[Dataset rows describing interfaces]
┄┄┄┄┄┄┄┄┄┄

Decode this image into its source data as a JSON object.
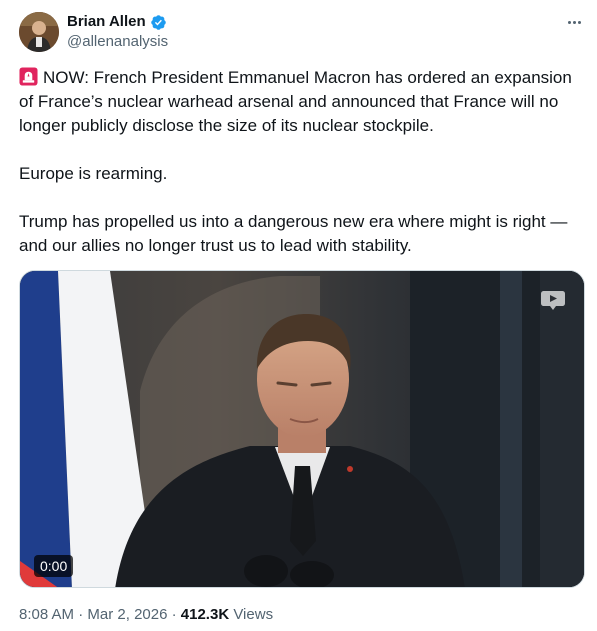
{
  "author": {
    "display_name": "Brian Allen",
    "handle": "@allenanalysis",
    "verified": true
  },
  "tweet": {
    "paragraphs": [
      "NOW: French President Emmanuel Macron has ordered an expansion of France’s nuclear warhead arsenal and announced that France will no longer publicly disclose the size of its nuclear stockpile.",
      "Europe is rearming.",
      "Trump has propelled us into a dangerous new era where might is right — and our allies no longer trust us to lead with stability."
    ],
    "leading_emoji": "siren-icon"
  },
  "media": {
    "type": "video",
    "duration_label": "0:00"
  },
  "meta": {
    "time": "8:08 AM",
    "separator": "·",
    "date": "Mar 2, 2026",
    "views_count": "412.3K",
    "views_label": "Views"
  },
  "colors": {
    "text_primary": "#0f1419",
    "text_secondary": "#536471",
    "verified_blue": "#1d9bf0",
    "siren_red": "#e0245e",
    "flag_blue": "#1f3e8c",
    "flag_red": "#e03a3a"
  }
}
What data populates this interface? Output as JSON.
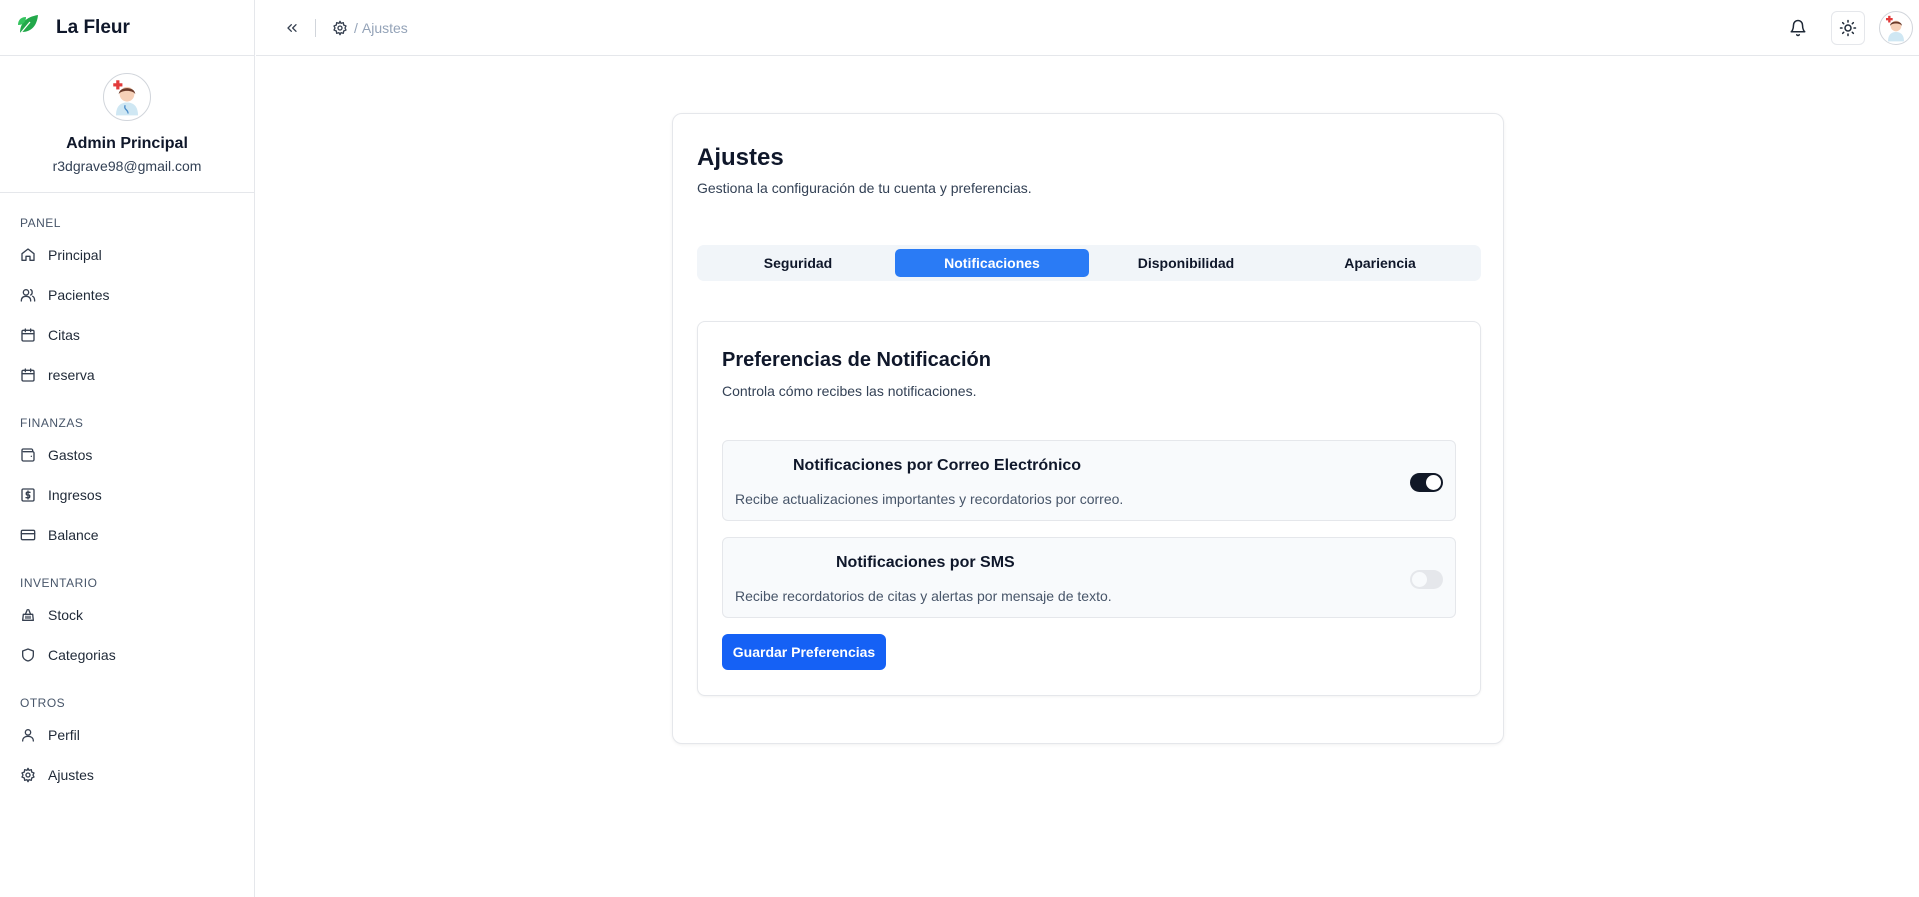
{
  "app": {
    "brand_name": "La Fleur",
    "accent_color": "#2a7bf5",
    "primary_button_color": "#1561f5",
    "logo_icon": "leaf-icon"
  },
  "user": {
    "name": "Admin Principal",
    "email": "r3dgrave98@gmail.com",
    "avatar_icon": "doctor-avatar-icon"
  },
  "sidebar": {
    "sections": [
      {
        "title": "PANEL",
        "items": [
          {
            "label": "Principal",
            "icon": "home-icon"
          },
          {
            "label": "Pacientes",
            "icon": "users-icon"
          },
          {
            "label": "Citas",
            "icon": "calendar-icon"
          },
          {
            "label": "reserva",
            "icon": "calendar-icon"
          }
        ]
      },
      {
        "title": "FINANZAS",
        "items": [
          {
            "label": "Gastos",
            "icon": "wallet-icon"
          },
          {
            "label": "Ingresos",
            "icon": "dollar-icon"
          },
          {
            "label": "Balance",
            "icon": "credit-card-icon"
          }
        ]
      },
      {
        "title": "INVENTARIO",
        "items": [
          {
            "label": "Stock",
            "icon": "basket-icon"
          },
          {
            "label": "Categorias",
            "icon": "shield-icon"
          }
        ]
      },
      {
        "title": "OTROS",
        "items": [
          {
            "label": "Perfil",
            "icon": "user-icon"
          },
          {
            "label": "Ajustes",
            "icon": "gear-icon"
          }
        ]
      }
    ]
  },
  "header": {
    "breadcrumb_separator": "/",
    "breadcrumb_label": "Ajustes"
  },
  "settings": {
    "title": "Ajustes",
    "subtitle": "Gestiona la configuración de tu cuenta y preferencias.",
    "tabs": [
      {
        "label": "Seguridad",
        "active": false
      },
      {
        "label": "Notificaciones",
        "active": true
      },
      {
        "label": "Disponibilidad",
        "active": false
      },
      {
        "label": "Apariencia",
        "active": false
      }
    ],
    "notifications": {
      "title": "Preferencias de Notificación",
      "subtitle": "Controla cómo recibes las notificaciones.",
      "email": {
        "title": "Notificaciones por Correo Electrónico",
        "description": "Recibe actualizaciones importantes y recordatorios por correo.",
        "enabled": true
      },
      "sms": {
        "title": "Notificaciones por SMS",
        "description": "Recibe recordatorios de citas y alertas por mensaje de texto.",
        "enabled": false
      },
      "save_label": "Guardar Preferencias"
    }
  }
}
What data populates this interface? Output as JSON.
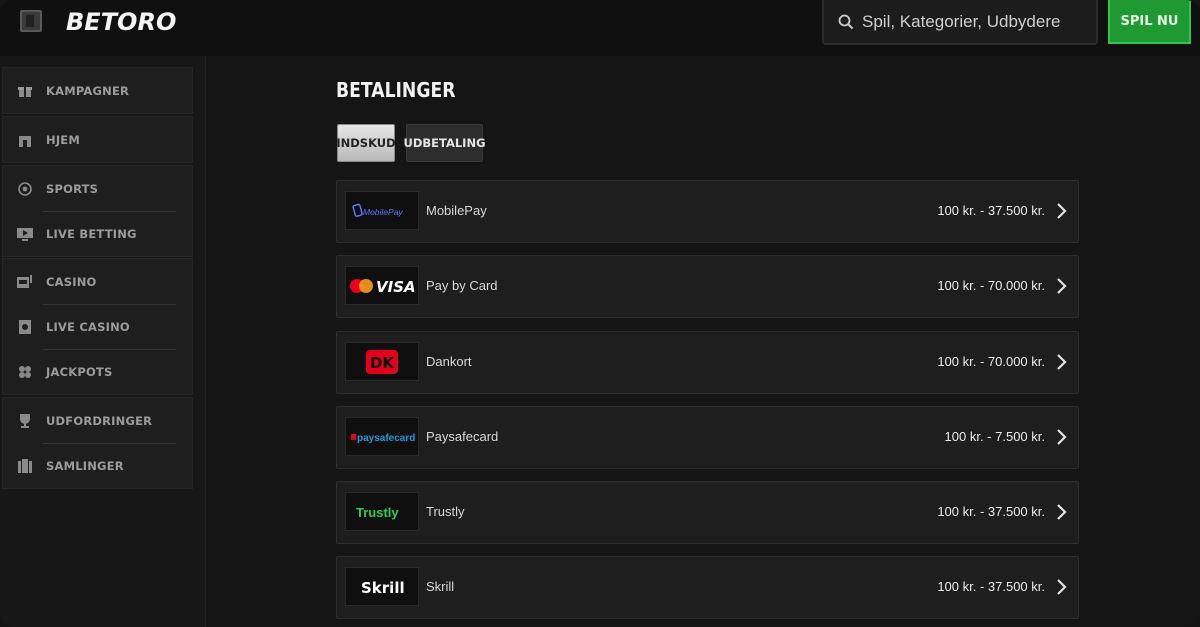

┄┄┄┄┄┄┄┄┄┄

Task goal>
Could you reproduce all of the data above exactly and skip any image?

The completed task>
Decode this image into its source data as a JSON object.
{
  "author": {
    "display_name": "Brian Allen",
    "handle": "@allenanalysis",
    "verified": true
  },
  "tweet": {
    "paragraphs": [
      "NOW: French President Emmanuel Macron has ordered an expansion of France’s nuclear warhead arsenal and announced that France will no longer publicly disclose the size of its nuclear stockpile.",
      "Europe is rearming.",
      "Trump has propelled us into a dangerous new era where might is right — and our allies no longer trust us to lead with stability."
    ],
    "leading_emoji": "siren-icon"
  },
  "media": {
    "type": "video",
    "duration_label": "0:00"
  },
  "meta": {
    "time": "8:08 AM",
    "separator": "·",
    "date": "Mar 2, 2026",
    "views_count": "412.3K",
    "views_label": "Views"
  },
  "colors": {
    "text_primary": "#0f1419",
    "text_secondary": "#536471",
    "verified_blue": "#1d9bf0",
    "siren_red": "#e0245e",
    "flag_blue": "#1f3e8c",
    "flag_red": "#e03a3a"
  }
}
What data populates this interface? Output as JSON.
{
  "app": {
    "brand_name": "La Fleur",
    "accent_color": "#2a7bf5",
    "primary_button_color": "#1561f5",
    "logo_icon": "leaf-icon"
  },
  "user": {
    "name": "Admin Principal",
    "email": "r3dgrave98@gmail.com",
    "avatar_icon": "doctor-avatar-icon"
  },
  "sidebar": {
    "sections": [
      {
        "title": "PANEL",
        "items": [
          {
            "label": "Principal",
            "icon": "home-icon"
          },
          {
            "label": "Pacientes",
            "icon": "users-icon"
          },
          {
            "label": "Citas",
            "icon": "calendar-icon"
          },
          {
            "label": "reserva",
            "icon": "calendar-icon"
          }
        ]
      },
      {
        "title": "FINANZAS",
        "items": [
          {
            "label": "Gastos",
            "icon": "wallet-icon"
          },
          {
            "label": "Ingresos",
            "icon": "dollar-icon"
          },
          {
            "label": "Balance",
            "icon": "credit-card-icon"
          }
        ]
      },
      {
        "title": "INVENTARIO",
        "items": [
          {
            "label": "Stock",
            "icon": "basket-icon"
          },
          {
            "label": "Categorias",
            "icon": "shield-icon"
          }
        ]
      },
      {
        "title": "OTROS",
        "items": [
          {
            "label": "Perfil",
            "icon": "user-icon"
          },
          {
            "label": "Ajustes",
            "icon": "gear-icon"
          }
        ]
      }
    ]
  },
  "header": {
    "breadcrumb_separator": "/",
    "breadcrumb_label": "Ajustes"
  },
  "settings": {
    "title": "Ajustes",
    "subtitle": "Gestiona la configuración de tu cuenta y preferencias.",
    "tabs": [
      {
        "label": "Seguridad",
        "active": false
      },
      {
        "label": "Notificaciones",
        "active": true
      },
      {
        "label": "Disponibilidad",
        "active": false
      },
      {
        "label": "Apariencia",
        "active": false
      }
    ],
    "notifications": {
      "title": "Preferencias de Notificación",
      "subtitle": "Controla cómo recibes las notificaciones.",
      "email": {
        "title": "Notificaciones por Correo Electrónico",
        "description": "Recibe actualizaciones importantes y recordatorios por correo.",
        "enabled": true
      },
      "sms": {
        "title": "Notificaciones por SMS",
        "description": "Recibe recordatorios de citas y alertas por mensaje de texto.",
        "enabled": false
      },
      "save_label": "Guardar Preferencias"
    }
  }
}
What data populates this interface? Output as JSON.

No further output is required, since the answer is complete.